The history book states that Orleans slowly closed as the Soo Line quit and farms grew larger. The Great Depression closed the banks. One elevator and another building burned down. Many buildings were moved out of town or torn down, including the school and lumberyard.
Some buildings still remain in Orleans today, however some are newer machine sheds and at least one residence.
The only vestiges of the village of Caribou are a granite marker and the famed St. Nicholas Ukrainian Orthodox Church and cemetery.
Vik Bailey opened the Caribou Store in 1904, according to the 1975 Kittson County history book. Settlers came to the area from Canada and lived in log cabins. They often sold and traded items they needed, like eggs, butter and cream. The store was a popular gathering place with as many as 50 teams parked there to buy, trade and sell items. The people in the area were quite poor, “but had a lot of brawn,” according to the history book. Prior to the store opening, the closest town for settlers to obtain provisions was Hallock. So, the settlers survived on garden produce, wild berries and animals, as well as some crops, such as barley.
Today, those with history in the Caribou vicinity hold tightly to their heritage and proudly maintain the Ukrainian church cemetery, yard and surrounding area.
The village of Pelan stood on the eastern border of Kittson County on what is now Minnesota Highway 11. All that remains as proof the village existed is the Pelan Pioneer Cemetery, visible to the south of the highway just before entering a cluster of homes along the Two Rivers South Branch. The stagecoach stopped at Pelan, which was described as “the nucleus of the whole territory” at the turn of the 20th century. The stagecoach brought mail and passengers on its way between Stephen and Roseau. Three Pelan residents operated some of the coaches, according to the 1975 history book – Lars Anderson, Billy Peterson and Christ Johnson. American Indians of the Chippewa tribes were seasonal visitors at Pelan as well. They dug up and sold medicinal herbs, such as snake root.

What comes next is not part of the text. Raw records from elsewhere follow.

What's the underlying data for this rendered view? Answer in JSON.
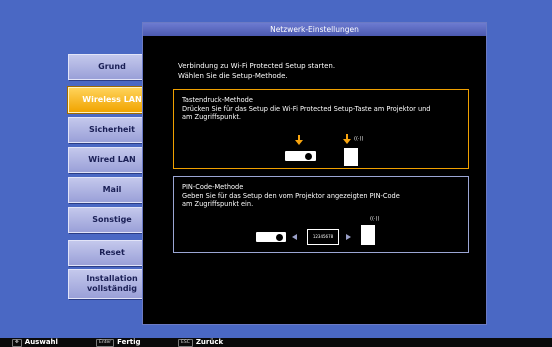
{
  "menu": {
    "items": [
      {
        "label": "Grund"
      },
      {
        "label": "Wireless LAN"
      },
      {
        "label": "Sicherheit"
      },
      {
        "label": "Wired LAN"
      },
      {
        "label": "Mail"
      },
      {
        "label": "Sonstige"
      },
      {
        "label": "Reset"
      },
      {
        "label": "Installation vollständig"
      }
    ],
    "active_index": 1
  },
  "panel": {
    "title": "Netzwerk-Einstellungen",
    "intro_line1": "Verbindung zu Wi-Fi Protected Setup starten.",
    "intro_line2": "Wählen Sie die Setup-Methode."
  },
  "push_method": {
    "title": "Tastendruck-Methode",
    "line1": "Drücken Sie für das Setup die Wi-Fi Protected Setup-Taste am Projektor und",
    "line2": "am Zugriffspunkt.",
    "wave_label": "((·))"
  },
  "pin_method": {
    "title": "PIN-Code-Methode",
    "line1": "Geben Sie für das Setup den vom Projektor angezeigten PIN-Code",
    "line2": "am Zugriffspunkt ein.",
    "pin_value": "12345678",
    "wave_label": "((·))"
  },
  "footer": {
    "select_label": "Auswahl",
    "enter_key": "Enter",
    "enter_label": "Fertig",
    "esc_key": "ESC",
    "esc_label": "Zurück"
  },
  "colors": {
    "background": "#4a68c4",
    "active_accent": "#f1a400",
    "panel": "#000000"
  },
  "icons": [
    "projector-icon",
    "access-point-icon",
    "arrow-down-icon",
    "arrow-left-icon",
    "arrow-right-icon",
    "select-cross-icon"
  ]
}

Pelan was important for those who ventured to Kittson County looking to set down claims. A land claim office stood in the village where pioneers could claim homesteads.
The town often held school classes and church services inside a log cabin at Pelan. At one time, the town built a school and church, but they were later moved to other locations. “Fires took their toll and when the village of Pelan was abandoned, the people left,” according to the history book. Although Pelan has disappeared, it remains on the map and in the minds of many who live here.
Perhaps the most notable landmark many Kittson County residents can identify as they head west toward North Dakota is the Robbin Camp building. This little shack was the focus of controversy a few years back when the new bridge over the Red River of the North was built. Residents fought to keep the landmark and won. Its presence helps preserve the history of the tiny village. It was founded around 1900 by mostly Scandinavian pioneers. It had a post office, a rural telephone company, a cornet band, a Modern Woodmen Lodge, a grade school, general stores, restaurant, harness shop and two grain elevators. The village also supported a blacksmith, feed grinding mill and carpentry shop.
Many people who lived in Robbin attended the two Teien Township churches that still stand today – Teien Covenant Church and the recently rebuilt Skjeberg Lutheran Church.
Now, the village of Robbin is all but nonexistent due to extensive flooding over the years. However, the history remains and the landmark is one many look for on their journeys home.